The Erotic Disruption of the Self in Paul Schrader's 'The Comfort of Strangers'

Paul Schrader's The Comfort of Strangers presents the discomfiting encounter with another —someone like you—and yet entirely unlike you, mysterious to you, unknown and unknowable.


'Can You Spell Urusei Yatsura' Is a Much Needed Burst of Hopefulness in a Desultory Summer

A new compilation online pulls together a generous helping of B-side action from a band deserving of remembrance, Scotland's Urusei Yatsura.


Jess Cornelius Creates Tautly Constructed Snapshots of Life

Former Teeth & Tongue singer-songwriter Jess Cornelius' Distance is an enrapturing collection of punchy garage-rock, delicate folk, and arty synthpop anthems which examine liminal spaces between us.


Sikoryak's 'Constitution Illustrated' Pay Homage to Comics and the Constitution

R. Sikoryak's satirical pairings of comics characters with famous and infamous American historical figures breathes new and sometimes uncomfortable life into the United States' most living document.


South African Folk Master Vusi Mahlasela Honors Home on 'Shebeen Queen'

South African folk master Vusi Mahlasela pays tribute to his home and family with township music on live album, Shebeen Queen.


Planningtorock Is Queering Sound, Challenging Binaries, and Making Infectious Dance Music

Planningtorock emphasizes "queering sound and vision". The music industry has its hierarchies of style, of equipment, of identities. For Jam Rostron, queering music means taking those conventions and deliberately manipulating and subverting them.


'History Gets Ahead of the Story' for Jazz's Cosgrove, Medeski, and Lederer

Jazz drummer Jeff Cosgrove leads brilliant organ player John Medeski and multi-reed master Jeff Lederer through a revelatory recording of songs by William Parker and some just-as-good originals.


A Fresh Look at Free Will and Determinism in Terry Gilliam's '12 Monkeys'

Susanne Kord gets to the heart of the philosophical issues in Terry Gilliam's 1995 time-travel dystopia, 12 Monkeys.


The Devonns' Debut Is a Love Letter to Chicago Soul

Chicago's the Devonns pay tribute the soul heritage of their city with enough personality to not sound just like a replica.


Jaye Jayle's 'Prisyn' Is a Dark Ride Into Electric Night

Jaye Jayle salvage the best materials from Iggy Pop and David Bowie's Berlin-era on Prisyn to construct a powerful and impressive engine all their own.


Kathleen Edwards Finds 'Total Freedom'

Kathleen Edwards is back making music after a five-year break, and it was worth the wait. The songs on Total Freedom are lyrically delightful and melodically charming.


HBO's 'Lovecraft Country' Is Heady, Poetic, and Mangled
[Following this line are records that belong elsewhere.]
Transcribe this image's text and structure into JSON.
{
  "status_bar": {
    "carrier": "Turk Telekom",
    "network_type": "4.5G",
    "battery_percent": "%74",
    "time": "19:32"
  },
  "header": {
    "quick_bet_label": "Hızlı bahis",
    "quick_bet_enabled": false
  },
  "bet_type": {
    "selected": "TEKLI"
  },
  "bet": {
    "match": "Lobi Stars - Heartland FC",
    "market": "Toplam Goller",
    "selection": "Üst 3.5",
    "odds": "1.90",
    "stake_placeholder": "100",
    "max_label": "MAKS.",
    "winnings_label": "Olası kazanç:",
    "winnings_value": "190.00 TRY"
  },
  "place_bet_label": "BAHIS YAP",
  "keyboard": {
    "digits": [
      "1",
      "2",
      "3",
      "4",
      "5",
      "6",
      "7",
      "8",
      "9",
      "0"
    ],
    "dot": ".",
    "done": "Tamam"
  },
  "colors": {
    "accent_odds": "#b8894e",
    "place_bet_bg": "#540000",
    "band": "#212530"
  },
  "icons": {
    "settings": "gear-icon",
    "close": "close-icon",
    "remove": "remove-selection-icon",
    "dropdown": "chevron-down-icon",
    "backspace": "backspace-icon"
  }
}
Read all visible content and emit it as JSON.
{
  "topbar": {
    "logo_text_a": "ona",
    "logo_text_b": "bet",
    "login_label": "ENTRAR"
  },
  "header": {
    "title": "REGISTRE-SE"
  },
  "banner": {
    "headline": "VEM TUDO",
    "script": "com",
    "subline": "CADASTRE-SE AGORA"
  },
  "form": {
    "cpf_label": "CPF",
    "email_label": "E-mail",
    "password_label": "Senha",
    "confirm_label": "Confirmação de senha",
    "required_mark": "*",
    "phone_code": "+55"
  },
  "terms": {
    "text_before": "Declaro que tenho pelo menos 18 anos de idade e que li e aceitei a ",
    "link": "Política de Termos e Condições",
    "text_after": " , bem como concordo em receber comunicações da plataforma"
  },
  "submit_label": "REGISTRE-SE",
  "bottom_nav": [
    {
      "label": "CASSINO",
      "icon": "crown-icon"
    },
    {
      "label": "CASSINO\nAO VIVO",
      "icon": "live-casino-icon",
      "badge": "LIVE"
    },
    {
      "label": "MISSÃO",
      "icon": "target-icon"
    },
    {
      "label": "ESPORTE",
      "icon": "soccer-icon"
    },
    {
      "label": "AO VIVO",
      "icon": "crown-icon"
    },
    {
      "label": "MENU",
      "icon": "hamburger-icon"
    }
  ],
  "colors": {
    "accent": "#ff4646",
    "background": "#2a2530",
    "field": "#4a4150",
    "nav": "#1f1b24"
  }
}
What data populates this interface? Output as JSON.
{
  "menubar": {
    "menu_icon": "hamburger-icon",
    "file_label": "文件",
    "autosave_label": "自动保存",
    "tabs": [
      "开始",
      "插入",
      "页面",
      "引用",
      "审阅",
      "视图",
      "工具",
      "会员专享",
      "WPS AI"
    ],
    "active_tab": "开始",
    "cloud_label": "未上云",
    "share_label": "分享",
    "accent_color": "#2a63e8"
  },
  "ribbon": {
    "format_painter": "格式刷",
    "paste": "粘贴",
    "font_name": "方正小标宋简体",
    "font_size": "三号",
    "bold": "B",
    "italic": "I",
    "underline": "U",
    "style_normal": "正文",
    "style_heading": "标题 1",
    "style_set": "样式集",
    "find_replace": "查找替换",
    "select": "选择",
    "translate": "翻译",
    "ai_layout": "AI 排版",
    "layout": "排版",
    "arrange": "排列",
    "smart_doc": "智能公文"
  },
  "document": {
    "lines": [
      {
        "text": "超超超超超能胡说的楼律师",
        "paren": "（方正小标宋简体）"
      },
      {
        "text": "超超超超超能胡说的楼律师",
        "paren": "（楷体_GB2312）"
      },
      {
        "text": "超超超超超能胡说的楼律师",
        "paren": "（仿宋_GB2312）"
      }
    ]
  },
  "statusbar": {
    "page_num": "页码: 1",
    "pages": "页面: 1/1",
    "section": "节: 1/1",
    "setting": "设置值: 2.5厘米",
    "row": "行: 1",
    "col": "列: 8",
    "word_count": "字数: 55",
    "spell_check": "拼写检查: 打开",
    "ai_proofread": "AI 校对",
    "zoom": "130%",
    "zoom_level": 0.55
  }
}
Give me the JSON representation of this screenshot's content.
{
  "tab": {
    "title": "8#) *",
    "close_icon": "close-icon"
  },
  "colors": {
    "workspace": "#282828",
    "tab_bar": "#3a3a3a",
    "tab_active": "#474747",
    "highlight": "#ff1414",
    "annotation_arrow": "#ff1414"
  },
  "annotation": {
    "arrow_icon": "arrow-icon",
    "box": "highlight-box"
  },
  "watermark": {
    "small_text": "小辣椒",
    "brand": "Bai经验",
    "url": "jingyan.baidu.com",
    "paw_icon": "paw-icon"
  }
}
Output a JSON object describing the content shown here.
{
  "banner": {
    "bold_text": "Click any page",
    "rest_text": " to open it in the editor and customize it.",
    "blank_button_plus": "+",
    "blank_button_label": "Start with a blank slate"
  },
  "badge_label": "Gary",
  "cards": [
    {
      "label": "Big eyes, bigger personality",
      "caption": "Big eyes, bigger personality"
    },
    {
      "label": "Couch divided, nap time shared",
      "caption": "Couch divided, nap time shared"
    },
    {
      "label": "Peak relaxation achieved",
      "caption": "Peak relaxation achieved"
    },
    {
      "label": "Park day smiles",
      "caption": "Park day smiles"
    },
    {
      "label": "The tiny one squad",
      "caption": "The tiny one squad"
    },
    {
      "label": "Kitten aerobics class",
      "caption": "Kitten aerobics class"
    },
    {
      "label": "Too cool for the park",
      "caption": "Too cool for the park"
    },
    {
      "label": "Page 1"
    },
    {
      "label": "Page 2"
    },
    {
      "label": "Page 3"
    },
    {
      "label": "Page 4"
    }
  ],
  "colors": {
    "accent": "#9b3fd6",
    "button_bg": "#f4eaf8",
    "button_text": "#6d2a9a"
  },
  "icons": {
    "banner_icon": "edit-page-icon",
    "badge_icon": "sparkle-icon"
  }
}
Laying the everyday experience of Black life in 1950s America against Cthulhuian nightmares, Misha Green and Jordan Peele's Lovecraft Country suggests intriguing parallels that are often lost in its narrative dead-ends.


Jaga Jazzist's 'Pyramid' Is an Earthy, Complex, Jazz-Fusion Throwback

On their first album in five years, Norway's Jaga Jazzist create a smooth but intricate pastiche of styles with Pyramid.


Finding the Light: An Interview with Kathy Sledge

With a timeless voice that's made her the "Queen of Club Quarantine", Grammy-nominated vocalist Kathy Sledge opens up her "Family Room" and delivers new grooves with Horse Meat Disco.


'Bigger Than History: Why Archaeology Matters'

On everything from climate change to gender identity, archaeologists offer vital insight into contemporary issues.


'Avengers: Endgame' Culminates 2010's Pop Culture Phenomenon

Avengers: Endgame features all the expected trappings of a superhero blockbuster alongside surprisingly rich character resolutions to become the most crowd-pleasing finalés to a long-running pop culture series ever made.


Max Richter's 'VOICES' Is an Awe-Inspiring and Heartfelt Soundscape

Choral singing, piano, synths, and an "upside-down" orchestra complement crowd-sourced voices from across the globe on Max Richter's VOICES. It rewards deep listening, and acts as a global rebuke against bigotry, extremism and authoritarianism.

Collapse Expand Reviews

Collapse Expand Features
PM Picks
Collapse Expand Pm Picks

© 1999-2020 All rights reserved.
PopMatters is wholly independent, women-owned and operated.